"Living is easy with eyes closed,In a story, the narrative is how a story is told - typically by a narrator. And behind this narrator is the author (the person doing the typing, in this case). But, what if, like in fiction, "real" life were narrated? Not to say that there is a person "telling" our life's story in any one's head; rather, I'm asking: Is the narrative of our lives already written?
Misunderstanding all you see,
It's getting hard to be someone,
but it all works out.
It doesn't matter much to me."
--John Lennon, Strawberry Fields Forever
Let me give an example of what I mean. A basic narrative might be:
We attend grammar school, and then we move to high school, and next to university/college, and then we go to work for 20-35 years, after which we retire and enjoy life (that last bit seems to come rather late in life, doesn't it?).
Does this narrative sound familiar? We can add subplots into it, such as we don't go to school and go straight to a job. Or we get married and buy a house - or have children, or all of those. We change jobs. We get divorced. Maybe through in a hobby or two, and a vacation, and so on. But, in the end, the basic narrative seems to be intact.
Now if we go with this metaphor of life being narrated, then it begs the question: Who is the author? If we are characters in life, living a narrated "tale of life," then who is writing the story? Are we original characters or archetypes? It would be a shame to find out we weren't as original as we thought - just pulled from a history of similar characters and given a new name. Or does being original really matter, so long as the story is compelling?

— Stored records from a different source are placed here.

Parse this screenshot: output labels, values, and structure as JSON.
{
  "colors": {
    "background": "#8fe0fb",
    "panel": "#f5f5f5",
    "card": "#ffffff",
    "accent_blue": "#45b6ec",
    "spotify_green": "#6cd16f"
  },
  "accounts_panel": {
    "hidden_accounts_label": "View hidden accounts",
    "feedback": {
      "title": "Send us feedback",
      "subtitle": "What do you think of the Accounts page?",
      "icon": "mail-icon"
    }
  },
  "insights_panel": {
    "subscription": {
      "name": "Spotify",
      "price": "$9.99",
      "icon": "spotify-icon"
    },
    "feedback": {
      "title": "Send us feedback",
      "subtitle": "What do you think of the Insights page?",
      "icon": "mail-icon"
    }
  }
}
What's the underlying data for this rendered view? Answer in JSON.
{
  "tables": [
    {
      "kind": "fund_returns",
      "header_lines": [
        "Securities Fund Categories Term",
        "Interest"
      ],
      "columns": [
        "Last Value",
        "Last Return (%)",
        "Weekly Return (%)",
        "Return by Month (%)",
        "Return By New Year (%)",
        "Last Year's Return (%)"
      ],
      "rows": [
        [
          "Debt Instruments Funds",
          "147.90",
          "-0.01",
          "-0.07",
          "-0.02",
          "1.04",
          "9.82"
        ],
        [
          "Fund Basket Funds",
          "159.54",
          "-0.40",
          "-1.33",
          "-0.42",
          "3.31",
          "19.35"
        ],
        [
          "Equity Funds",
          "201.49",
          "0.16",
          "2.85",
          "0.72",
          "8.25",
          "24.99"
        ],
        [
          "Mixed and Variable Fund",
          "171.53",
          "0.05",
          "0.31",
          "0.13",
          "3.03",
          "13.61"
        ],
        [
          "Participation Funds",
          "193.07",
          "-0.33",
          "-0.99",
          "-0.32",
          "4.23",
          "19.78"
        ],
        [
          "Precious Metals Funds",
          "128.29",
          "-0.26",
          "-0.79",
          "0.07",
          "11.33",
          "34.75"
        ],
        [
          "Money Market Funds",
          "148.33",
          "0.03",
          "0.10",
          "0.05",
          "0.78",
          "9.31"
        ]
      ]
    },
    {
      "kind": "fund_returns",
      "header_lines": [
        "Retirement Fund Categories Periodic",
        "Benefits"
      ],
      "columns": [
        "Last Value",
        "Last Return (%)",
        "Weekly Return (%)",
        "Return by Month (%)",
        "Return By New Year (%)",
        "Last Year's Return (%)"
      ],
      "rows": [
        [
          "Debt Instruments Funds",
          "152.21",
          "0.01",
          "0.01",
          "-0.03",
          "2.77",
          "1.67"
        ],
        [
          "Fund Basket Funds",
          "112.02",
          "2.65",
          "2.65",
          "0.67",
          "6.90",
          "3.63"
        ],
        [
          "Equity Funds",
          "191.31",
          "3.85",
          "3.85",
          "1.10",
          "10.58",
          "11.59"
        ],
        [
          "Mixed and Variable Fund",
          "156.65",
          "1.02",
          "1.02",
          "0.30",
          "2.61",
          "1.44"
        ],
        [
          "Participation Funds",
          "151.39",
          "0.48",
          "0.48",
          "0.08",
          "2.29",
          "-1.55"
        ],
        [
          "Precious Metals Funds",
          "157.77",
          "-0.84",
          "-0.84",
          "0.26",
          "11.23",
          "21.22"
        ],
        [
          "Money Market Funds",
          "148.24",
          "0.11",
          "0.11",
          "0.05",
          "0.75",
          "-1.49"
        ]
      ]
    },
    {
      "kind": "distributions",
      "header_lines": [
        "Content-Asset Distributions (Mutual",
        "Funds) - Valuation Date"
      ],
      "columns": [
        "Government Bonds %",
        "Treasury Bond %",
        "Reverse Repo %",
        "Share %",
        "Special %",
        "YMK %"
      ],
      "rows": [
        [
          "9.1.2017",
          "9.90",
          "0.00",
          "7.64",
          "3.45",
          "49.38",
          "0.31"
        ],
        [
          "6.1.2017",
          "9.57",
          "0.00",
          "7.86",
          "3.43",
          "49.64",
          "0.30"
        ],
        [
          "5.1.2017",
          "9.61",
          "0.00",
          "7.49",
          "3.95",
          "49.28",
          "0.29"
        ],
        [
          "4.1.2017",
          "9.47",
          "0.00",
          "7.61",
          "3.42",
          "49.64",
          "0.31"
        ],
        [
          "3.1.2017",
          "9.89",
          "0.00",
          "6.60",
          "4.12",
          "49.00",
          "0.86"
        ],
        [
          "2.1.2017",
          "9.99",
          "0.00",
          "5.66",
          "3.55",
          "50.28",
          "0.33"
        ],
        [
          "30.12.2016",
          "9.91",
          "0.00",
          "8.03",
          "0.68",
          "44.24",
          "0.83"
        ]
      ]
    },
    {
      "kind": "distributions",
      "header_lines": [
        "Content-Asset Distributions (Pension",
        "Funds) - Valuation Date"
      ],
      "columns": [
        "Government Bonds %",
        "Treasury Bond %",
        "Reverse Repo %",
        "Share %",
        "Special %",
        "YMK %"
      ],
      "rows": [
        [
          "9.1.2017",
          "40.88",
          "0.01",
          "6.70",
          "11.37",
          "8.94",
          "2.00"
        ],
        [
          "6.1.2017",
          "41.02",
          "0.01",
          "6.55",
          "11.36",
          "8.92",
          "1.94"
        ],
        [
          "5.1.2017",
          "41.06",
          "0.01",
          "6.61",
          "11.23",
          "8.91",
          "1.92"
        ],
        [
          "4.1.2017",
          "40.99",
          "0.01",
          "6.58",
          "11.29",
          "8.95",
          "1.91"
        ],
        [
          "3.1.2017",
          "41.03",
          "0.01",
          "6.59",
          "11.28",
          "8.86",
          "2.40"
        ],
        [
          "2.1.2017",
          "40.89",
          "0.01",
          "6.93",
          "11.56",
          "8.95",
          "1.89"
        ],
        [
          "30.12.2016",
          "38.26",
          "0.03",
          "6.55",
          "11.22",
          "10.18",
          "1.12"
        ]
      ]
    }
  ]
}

Of course, all of the above is just a metaphor. In fiction, metaphors are used to compare things. They allow us to look from different perspectives, from new vantage points. And, they obviously work outside of fiction - in real life. At the very least, all of this might be used to say that fiction and life have more in common than we normally imagine.